this once every 50 years or so --and number two, understanding what the
nature of the choice and the consequences are.  I am absolutely convinced
if people get the feeling this is a really important election, and then
have a pretty clear idea of what the choices are, and what the consequences
are, we're going to do great.

     Clarity is our friend; cloudiness is our foe.  And you helped us
tonight by making sure that she'll be able to hold up her end of the deal
in New York.  I just want to urge you to keep doing whatever you can, and
not just financially, I mean really just talking to people.  People have
got to understand, this is a big deal.  I mean, I feel that we spent so
much time just trying to get all the things going in the right direction,
and get the country coming together, and giving people a sense of
possibility again, and I think people have that.  They have this -- why do
you think the issues are so important?
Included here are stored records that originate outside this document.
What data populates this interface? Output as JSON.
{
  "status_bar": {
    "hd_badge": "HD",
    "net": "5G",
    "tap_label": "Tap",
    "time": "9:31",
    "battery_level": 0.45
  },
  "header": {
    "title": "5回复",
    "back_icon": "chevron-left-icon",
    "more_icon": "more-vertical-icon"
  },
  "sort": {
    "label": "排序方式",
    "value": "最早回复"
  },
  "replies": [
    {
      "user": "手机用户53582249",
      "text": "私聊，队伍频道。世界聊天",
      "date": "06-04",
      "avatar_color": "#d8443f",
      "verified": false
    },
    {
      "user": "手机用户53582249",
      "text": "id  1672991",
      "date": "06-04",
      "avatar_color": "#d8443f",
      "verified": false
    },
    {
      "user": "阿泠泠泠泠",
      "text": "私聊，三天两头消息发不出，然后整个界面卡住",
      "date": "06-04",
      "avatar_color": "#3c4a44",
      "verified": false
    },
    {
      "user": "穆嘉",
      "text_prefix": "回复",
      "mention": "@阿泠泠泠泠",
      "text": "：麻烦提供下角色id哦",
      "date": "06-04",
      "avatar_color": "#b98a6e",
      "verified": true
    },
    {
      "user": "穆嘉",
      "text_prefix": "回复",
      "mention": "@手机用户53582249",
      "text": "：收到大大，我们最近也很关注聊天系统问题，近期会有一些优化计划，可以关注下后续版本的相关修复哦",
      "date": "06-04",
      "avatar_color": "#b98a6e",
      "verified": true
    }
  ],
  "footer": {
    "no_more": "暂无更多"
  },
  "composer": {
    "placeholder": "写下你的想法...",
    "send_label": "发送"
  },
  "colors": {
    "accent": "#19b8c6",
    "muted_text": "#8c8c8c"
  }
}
     One reason Al Gore got such great ratings out of the speech at the
convention, and it lasted more than Governor Bush's did, is it was more
specific.  I once said to him, I said, the presidency -- the election for
President is the world's greatest job interview.  And sometimes people
forget that.  You're asking people to hire you.  And unlike a lot of other
jobs, you get to both interview for the job, and tell people at the same
time what you think the job is.  And it changes over time.

     So that's what we're doing.  You've done a good thing here, helping
Hillary tonight.  She won't let you down.  And we need every great soul we
can get in the Senate.  You're doing a good thing by helping our side in
this election.  You've just got to make sure that we have -- that people
really understand and care about it.

     I've lived long enough now to see tragedy change things.  I've seen
Senator Kennedy go through tragedy after tragedy and keep serving, but the
times that he had to serve in changed.  He's going to have the best time to
be a senator, since the first term he was in the Senate, if we win the
White House, if we pick up some Senate seats, we pick up some House seats.
It will be the best time you've had since you started.

     And you have to wait a long time when things go bad to make them just
right again.  And so I say to you, not in a maudlin way, that this is a
gift.  We have been given a gift.  If I had any role in it, I'm grateful.
I did the best I could, and I've got a few more cards to play before I'm
done.  But you've got to make sure you do this election right --because it
may be 50 years before we get another chance.  We've got to do it right.

     Thank you very much.  (Applause.)

                          END        10:40 P.M. EDT

President and First Lady | Vice President and Mrs. Gore
Record of Progress | The Briefing Room
Gateway to Government | Contacting the White House | White House for Kids
White House History | White House Tours | Help
Privacy Statement


Site Map

Graphic Version

T H E   W H I T E   H O U S E